Manufacturing Planning in an Unpredictable World

September 9, 2022 | Iowa Manufacturing Mike O'Donnell, Iowa State University CIRAS,

Our fourth consecutive year of major uncertainty amplifies the challenge of planning in manufacturing.

Too many questions remain regarding the economy, inflation, interest rates, supply chains, and geopolitical issues to know what 2023 will look like. One technique to help prioritize is to think past the uncertainty: In 2026, what will you wish you did in 2023?

Our assessment of the state of manufacturing in Iowa identifies some key needs leaders need to address now to thrive in 2026:

  1. Focus your workforce efforts on two to three initiatives that you can do well. Targeted initiatives with company-wide engagement such as changing your shift policies to meet working parent needs are more effective than scattered initiatives hoping for a win.
  2. Build your leadership pipeline. There are 15% fewer Iowans between the ages of 45-55 than 55-65. As the latter group begins to retire, leaders will have to reach for less experienced people to fill key executive positions.
  3. Reprioritize Growth. Manufacturers released fewer new products and shifted away from export markets during the past two years. Re-investing in long term growth opportunities will improve resiliency.
  4. Invest in flexible technology. Technology is continuing to accelerate, so when choosing technology investments, look for solutions that are designed for connectivity and upgrades.
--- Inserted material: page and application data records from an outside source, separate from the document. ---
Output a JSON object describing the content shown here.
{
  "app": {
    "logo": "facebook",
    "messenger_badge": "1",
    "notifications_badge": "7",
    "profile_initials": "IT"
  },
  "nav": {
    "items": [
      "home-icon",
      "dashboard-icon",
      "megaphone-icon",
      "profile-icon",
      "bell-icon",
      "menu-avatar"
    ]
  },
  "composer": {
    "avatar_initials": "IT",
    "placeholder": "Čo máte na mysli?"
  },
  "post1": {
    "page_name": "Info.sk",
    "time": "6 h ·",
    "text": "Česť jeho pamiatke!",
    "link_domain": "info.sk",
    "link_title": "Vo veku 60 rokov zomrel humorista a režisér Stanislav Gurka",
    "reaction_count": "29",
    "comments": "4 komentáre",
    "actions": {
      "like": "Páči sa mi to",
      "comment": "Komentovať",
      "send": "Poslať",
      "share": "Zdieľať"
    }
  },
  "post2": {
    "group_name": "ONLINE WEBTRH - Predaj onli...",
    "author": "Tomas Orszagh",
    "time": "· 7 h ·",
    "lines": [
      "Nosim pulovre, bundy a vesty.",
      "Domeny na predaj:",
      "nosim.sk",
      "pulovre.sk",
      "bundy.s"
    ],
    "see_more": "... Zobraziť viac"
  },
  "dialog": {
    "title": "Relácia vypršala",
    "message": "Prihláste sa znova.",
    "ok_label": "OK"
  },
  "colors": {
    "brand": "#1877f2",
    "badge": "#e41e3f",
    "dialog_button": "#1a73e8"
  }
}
We may not know what 2023 has in store for manufacturing, but we do know that continuing to build your foundation will help you respond to whatever comes next.